“(We) came here because I really want a bicycle, and it means a lot because the community cares about us,” said Diana Anjilo of Harbor Ridge Middle School.
Jeatonn Abbott, who will be an eighth-grader at KPMS, said she was excited to make friends before school starts.
“It’s great to socialize and have fun,” added Alexander Gettle, a seventh-grader at Goodman Middle School.
Kaytlin Edwards, a sixth-grader at KPMS, and her sister, Kalina, a second-grader at Vaughn Elementary, also picked up supplies at the event.
“It’s very nice they help us get school supplies and new shoes,” said Carson Leib, a fourth-grader at Vaughn.
Gig Harbor High Key Club volunteer Ayane Kawaai, who transferred from Huntington Beach, Calif., said she was got interested in helping other kids while she was a freshman at her previous school.
“We had an event called club rush where all the clubs of the school displayed posters and pictures of what their club was doing.
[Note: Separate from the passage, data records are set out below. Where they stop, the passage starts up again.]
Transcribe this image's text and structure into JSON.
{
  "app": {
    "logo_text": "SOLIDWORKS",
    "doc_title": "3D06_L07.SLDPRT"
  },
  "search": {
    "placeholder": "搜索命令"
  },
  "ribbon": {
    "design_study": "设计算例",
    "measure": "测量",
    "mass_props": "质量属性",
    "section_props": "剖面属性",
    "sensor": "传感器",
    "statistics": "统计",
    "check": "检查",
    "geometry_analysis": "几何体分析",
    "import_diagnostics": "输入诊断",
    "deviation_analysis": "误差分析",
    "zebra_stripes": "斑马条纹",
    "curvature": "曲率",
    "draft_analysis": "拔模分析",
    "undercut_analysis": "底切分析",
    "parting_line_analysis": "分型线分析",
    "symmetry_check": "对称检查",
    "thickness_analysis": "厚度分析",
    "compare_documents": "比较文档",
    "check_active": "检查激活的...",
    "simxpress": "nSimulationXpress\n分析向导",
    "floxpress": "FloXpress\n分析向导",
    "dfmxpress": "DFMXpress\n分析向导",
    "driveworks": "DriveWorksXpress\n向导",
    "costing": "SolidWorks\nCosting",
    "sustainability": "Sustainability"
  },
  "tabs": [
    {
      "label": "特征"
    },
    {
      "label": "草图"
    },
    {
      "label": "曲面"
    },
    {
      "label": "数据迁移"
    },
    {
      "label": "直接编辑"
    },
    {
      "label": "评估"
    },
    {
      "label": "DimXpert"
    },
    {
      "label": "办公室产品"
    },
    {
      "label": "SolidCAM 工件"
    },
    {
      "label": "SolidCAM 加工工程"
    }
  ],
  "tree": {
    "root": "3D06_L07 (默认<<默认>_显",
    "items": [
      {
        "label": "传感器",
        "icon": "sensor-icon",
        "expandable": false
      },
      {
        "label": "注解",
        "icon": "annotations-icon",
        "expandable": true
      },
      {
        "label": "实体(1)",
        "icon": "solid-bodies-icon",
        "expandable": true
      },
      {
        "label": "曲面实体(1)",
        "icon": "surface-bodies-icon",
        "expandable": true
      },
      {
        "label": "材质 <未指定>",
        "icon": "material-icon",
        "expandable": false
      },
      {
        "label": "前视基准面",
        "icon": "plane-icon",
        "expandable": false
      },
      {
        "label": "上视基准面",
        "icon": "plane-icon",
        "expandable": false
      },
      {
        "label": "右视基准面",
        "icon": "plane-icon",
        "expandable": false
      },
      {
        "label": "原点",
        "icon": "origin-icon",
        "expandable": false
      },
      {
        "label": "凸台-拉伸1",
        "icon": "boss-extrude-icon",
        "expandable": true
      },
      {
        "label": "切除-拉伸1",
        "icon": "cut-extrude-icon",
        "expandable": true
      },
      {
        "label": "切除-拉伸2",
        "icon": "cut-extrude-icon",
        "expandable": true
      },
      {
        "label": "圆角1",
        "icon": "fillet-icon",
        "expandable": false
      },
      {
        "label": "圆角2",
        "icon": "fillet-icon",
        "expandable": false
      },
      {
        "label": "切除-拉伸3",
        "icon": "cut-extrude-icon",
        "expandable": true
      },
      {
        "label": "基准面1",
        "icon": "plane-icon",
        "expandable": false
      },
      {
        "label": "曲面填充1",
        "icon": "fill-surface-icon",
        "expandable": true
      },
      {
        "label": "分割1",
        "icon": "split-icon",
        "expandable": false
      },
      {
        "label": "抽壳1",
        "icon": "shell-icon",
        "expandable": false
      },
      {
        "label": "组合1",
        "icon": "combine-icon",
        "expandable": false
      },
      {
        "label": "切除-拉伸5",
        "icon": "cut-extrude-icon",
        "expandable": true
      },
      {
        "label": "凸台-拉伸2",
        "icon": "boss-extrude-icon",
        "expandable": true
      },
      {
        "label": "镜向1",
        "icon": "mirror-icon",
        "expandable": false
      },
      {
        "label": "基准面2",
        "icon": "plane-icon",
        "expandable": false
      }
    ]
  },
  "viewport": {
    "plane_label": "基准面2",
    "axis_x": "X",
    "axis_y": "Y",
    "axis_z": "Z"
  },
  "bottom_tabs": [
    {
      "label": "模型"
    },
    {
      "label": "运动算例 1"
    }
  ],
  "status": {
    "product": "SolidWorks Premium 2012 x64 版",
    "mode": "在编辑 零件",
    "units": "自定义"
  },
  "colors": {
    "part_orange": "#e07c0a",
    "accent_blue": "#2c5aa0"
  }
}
I stopped at a booth called Kiwanis, a community service club. The pictures of kids helping out young children and cleaning up the beach made me want to do the same.”
Malissa Redford said the annual event is important to her family.
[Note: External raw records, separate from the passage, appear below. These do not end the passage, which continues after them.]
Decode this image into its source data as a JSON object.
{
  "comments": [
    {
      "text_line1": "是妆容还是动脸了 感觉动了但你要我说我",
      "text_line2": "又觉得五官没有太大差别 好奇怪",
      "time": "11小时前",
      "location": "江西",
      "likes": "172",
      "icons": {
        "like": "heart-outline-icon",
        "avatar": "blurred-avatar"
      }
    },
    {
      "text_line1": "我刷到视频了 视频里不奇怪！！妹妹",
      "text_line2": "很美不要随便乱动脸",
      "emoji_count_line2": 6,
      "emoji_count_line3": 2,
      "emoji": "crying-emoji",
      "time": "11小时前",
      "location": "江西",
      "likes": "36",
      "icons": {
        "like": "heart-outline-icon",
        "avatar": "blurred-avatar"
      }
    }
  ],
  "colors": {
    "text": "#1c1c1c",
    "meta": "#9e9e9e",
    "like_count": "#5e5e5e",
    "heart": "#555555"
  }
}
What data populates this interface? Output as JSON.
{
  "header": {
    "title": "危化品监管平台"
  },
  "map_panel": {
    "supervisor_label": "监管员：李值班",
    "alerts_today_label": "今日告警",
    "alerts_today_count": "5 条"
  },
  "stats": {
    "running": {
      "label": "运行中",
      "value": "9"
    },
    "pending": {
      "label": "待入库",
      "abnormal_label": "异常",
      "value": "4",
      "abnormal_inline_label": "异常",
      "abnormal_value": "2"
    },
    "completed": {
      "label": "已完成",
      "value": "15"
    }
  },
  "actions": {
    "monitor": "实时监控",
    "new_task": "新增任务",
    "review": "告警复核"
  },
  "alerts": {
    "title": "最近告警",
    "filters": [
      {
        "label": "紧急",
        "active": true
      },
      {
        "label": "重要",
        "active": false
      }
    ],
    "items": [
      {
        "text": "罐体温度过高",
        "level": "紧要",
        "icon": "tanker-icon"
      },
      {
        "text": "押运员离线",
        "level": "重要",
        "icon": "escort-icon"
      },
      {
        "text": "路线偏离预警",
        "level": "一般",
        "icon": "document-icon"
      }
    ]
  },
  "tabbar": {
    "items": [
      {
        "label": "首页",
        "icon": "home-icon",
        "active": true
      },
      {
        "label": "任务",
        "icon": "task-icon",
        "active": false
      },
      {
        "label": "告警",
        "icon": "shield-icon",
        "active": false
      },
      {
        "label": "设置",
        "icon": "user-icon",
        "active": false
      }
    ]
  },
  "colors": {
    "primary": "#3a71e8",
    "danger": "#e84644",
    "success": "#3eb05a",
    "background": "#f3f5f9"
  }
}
“We are a low-income family due to my disability, and it helps so much,” she said.
Her son, Marcus, a Vaughn elementary student, and her daughter, Makaya of KPMS, agreed.
“This morning is very important to me,” Marcus said. “It helps me get my supplies, clothes and shoes for school.”
The Redfords’ sibling, Mariah, attends Vaughn Elementary.
“This morning means a lot of things, but most important, I think of thankfulness for people who donated to this,” Mariah said. “It really helped the poor, but most importantly, it helps the community.”
Frickelton said Gear up for School served 177 students this year.
“Each child received jeans, shirt, shoes, socks, coat, backpack and grade-appropriate school supplies,” she said. “Since the program’s inception, we have helped nearly 4,300 low-income, mainly Key Peninsula students start school ready to learn.”
Kiwanis Club member Dick Shaffer said he joined because it’s grassroots service at its best.
“The past two years, I have helped give out bikes which have been donated and then reconditioned at the women’s prison in Purdy,” Shaffer said. “The huge smiles on the families show how much they value the gift.”
The club is looking for additional used bikes, particularly for smaller ones, Shaffer said.
“They are hard for us to get because, by the time families are finished with them, they are so well-used we can’t repair them,” he said.
Those who have gently used bikes can email email@example.com, call Shaffer at 253-515-1921 or John Bare at 253-686-9664.Hugh McMillan is a longtime freelance writer for The Peninsula Gateway. He can be reached at 253-884-3319 or by email at hmnmnp1000@ centurytel.net.